PROBLEM –
Where the line containing "Decode this image" appears in the records below, begin there and output each line verbatim through the last line.

Records from a data collection –
★ ★ ★

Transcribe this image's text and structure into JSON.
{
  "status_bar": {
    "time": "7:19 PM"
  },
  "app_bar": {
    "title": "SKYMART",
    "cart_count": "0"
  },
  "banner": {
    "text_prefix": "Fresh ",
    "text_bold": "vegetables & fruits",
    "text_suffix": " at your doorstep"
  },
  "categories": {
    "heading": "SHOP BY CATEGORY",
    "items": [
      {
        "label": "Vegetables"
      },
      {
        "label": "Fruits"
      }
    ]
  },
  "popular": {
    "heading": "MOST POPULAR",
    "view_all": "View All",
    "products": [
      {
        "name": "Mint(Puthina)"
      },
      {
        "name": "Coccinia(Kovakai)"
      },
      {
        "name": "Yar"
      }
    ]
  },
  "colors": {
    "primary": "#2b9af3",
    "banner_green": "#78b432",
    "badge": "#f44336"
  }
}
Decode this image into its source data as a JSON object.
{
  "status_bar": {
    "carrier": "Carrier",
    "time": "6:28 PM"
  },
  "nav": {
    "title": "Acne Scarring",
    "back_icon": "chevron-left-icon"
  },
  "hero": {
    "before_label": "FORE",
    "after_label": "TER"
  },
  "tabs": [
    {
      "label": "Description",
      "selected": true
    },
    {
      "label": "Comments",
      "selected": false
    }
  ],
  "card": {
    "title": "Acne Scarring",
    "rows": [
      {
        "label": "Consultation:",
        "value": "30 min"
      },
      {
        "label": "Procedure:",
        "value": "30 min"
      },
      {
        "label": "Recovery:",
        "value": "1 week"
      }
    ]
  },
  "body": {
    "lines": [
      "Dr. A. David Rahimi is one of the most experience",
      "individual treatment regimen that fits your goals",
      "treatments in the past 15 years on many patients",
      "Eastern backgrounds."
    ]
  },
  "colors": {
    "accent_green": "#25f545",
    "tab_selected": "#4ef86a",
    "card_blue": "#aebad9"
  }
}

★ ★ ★

REPLY TO THE TASK –
Decode this image into its source data as a JSON object.
{
  "status_bar": {
    "carrier": "Carrier",
    "time": "6:28 PM"
  },
  "nav": {
    "title": "Acne Scarring",
    "back_icon": "chevron-left-icon"
  },
  "hero": {
    "before_label": "FORE",
    "after_label": "TER"
  },
  "tabs": [
    {
      "label": "Description",
      "selected": true
    },
    {
      "label": "Comments",
      "selected": false
    }
  ],
  "card": {
    "title": "Acne Scarring",
    "rows": [
      {
        "label": "Consultation:",
        "value": "30 min"
      },
      {
        "label": "Procedure:",
        "value": "30 min"
      },
      {
        "label": "Recovery:",
        "value": "1 week"
      }
    ]
  },
  "body": {
    "lines": [
      "Dr. A. David Rahimi is one of the most experience",
      "individual treatment regimen that fits your goals",
      "treatments in the past 15 years on many patients",
      "Eastern backgrounds."
    ]
  },
  "colors": {
    "accent_green": "#25f545",
    "tab_selected": "#4ef86a",
    "card_blue": "#aebad9"
  }
}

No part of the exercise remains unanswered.